32. Why is it necessary to exhaust the bulb of an incandescent lamp?
33. At what point in their life should incandescent lamps be replaced ?
34. What is the object of a resistance in series with the arc lamp in constant-potential direct-current systems?
35. Name the advantages of the Nernst lamp.
3G. What sort of lamps and of what candle-power should be used in residence lighting?
37. Give the characteristics of the Cooper-Hewitt lamp.
38. What will be the external resistance on a 110 volt constant-potential system, if the load consists of 437 lamps of 16 candle-power?
1. Describe the proper method of pacing, nailing, and joining wood lath.
2. Of what materials is mortar composed? What are the requirements of each to insure good results?
3. Compare the relative advantages of metal and wood lathing for both interior and exterior plastering.
4. How are estimates for lathing and plastering made?
5. What precautions are absolutely necessary in the placing of metal lath?
6. If wood lathing is used on exterior work, how should it be laid?
7. When, if ever, is wire lath preferable to expanded metal?
9. Should mortar be used as soon as mixed? Discuss this question in all its bearings.
10. 1How would you mix mortar for exterior work?
11. If lime is not thoroughly slaked, what trouble is likely to develop?
l2. What will be the effect of using too much lime in mixing mortar? too much sand?
13. What are the essentials for durable exterior plastering?
14. Discuss the relative advantages of three-coat and two-coat work. In what kind of work are three coats always necessary?

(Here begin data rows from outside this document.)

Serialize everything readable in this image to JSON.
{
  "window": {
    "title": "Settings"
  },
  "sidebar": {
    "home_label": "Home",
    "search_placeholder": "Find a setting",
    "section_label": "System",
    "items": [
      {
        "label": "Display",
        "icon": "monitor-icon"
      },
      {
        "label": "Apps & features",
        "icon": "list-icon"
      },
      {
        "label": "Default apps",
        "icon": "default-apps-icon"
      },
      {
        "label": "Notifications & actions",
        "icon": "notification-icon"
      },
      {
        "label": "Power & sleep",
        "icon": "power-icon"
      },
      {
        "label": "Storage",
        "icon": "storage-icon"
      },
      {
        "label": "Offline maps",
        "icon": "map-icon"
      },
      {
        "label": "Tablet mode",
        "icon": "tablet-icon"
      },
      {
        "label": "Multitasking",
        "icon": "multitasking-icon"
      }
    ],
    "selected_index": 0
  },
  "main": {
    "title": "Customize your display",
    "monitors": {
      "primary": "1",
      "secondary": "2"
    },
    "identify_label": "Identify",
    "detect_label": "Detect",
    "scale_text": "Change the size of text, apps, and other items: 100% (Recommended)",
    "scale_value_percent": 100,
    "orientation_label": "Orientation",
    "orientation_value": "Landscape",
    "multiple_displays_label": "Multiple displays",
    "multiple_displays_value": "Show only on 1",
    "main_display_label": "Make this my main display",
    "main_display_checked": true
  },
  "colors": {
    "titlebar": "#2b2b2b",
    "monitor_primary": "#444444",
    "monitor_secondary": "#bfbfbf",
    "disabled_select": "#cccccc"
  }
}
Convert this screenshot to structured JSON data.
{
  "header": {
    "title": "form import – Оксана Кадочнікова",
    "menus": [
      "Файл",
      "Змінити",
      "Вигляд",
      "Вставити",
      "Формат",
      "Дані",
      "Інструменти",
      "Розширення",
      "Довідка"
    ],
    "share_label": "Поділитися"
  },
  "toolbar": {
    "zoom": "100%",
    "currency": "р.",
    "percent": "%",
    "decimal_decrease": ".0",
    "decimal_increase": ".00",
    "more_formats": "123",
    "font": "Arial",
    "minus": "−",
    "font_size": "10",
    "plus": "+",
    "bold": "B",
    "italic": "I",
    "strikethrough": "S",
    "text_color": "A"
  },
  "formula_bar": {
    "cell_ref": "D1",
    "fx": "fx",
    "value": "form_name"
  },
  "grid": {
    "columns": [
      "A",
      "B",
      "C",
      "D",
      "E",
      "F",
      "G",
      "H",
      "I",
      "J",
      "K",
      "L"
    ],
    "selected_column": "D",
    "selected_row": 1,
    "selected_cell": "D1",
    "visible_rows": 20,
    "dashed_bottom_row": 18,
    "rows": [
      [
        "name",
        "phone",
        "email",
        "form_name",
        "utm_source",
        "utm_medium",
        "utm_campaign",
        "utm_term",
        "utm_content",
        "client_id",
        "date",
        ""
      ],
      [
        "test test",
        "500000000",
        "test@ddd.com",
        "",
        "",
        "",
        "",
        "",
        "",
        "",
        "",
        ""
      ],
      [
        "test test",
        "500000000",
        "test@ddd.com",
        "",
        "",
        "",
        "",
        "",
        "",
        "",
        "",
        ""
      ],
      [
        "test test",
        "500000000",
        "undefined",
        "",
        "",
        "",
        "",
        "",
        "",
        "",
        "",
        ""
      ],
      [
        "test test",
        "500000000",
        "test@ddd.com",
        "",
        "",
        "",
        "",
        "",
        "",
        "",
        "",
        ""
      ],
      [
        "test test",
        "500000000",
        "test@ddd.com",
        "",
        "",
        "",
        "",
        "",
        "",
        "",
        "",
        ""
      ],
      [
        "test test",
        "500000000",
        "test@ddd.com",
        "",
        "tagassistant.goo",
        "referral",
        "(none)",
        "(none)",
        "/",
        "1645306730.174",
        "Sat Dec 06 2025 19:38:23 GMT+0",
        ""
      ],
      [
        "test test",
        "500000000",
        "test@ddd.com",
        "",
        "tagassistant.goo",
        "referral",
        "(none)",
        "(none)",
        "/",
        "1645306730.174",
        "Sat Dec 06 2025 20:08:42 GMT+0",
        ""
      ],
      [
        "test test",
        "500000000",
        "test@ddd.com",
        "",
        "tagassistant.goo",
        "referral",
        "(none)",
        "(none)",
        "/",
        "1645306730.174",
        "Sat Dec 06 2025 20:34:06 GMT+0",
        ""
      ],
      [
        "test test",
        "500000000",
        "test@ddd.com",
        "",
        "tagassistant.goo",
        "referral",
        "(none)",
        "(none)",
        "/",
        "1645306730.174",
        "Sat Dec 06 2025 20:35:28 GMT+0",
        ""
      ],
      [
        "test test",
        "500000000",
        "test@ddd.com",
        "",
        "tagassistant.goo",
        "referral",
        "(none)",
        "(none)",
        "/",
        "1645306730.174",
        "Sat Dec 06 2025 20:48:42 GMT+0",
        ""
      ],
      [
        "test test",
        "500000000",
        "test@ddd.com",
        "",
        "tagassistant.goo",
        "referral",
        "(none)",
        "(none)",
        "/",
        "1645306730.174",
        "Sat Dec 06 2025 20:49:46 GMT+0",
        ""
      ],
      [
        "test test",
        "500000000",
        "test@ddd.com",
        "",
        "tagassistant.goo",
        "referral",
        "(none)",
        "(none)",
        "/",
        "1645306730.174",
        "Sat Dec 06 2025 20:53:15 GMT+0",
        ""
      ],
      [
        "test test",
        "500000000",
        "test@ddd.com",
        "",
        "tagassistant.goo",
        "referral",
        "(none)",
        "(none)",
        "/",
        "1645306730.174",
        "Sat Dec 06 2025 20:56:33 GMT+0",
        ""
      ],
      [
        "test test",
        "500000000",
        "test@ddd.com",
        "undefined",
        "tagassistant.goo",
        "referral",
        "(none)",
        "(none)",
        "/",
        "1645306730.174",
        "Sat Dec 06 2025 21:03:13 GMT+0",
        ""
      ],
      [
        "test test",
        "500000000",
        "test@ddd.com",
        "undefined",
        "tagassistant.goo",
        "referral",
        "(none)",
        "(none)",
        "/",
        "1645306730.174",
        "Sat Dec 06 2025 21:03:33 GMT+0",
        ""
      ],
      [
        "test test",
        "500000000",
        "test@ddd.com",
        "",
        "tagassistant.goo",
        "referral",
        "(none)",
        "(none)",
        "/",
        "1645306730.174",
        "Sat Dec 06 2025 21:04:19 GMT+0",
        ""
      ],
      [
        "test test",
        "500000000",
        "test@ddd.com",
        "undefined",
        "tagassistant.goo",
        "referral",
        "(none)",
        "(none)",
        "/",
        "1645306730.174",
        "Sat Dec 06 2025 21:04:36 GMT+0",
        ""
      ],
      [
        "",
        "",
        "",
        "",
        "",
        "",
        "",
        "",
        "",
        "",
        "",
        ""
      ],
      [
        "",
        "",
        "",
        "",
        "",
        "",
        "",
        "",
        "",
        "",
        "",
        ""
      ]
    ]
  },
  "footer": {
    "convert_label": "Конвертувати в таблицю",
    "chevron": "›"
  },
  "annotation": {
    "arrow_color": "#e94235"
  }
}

15. In interior work, what precaution must be observed in laying the successive coats of plaster? In exterior work?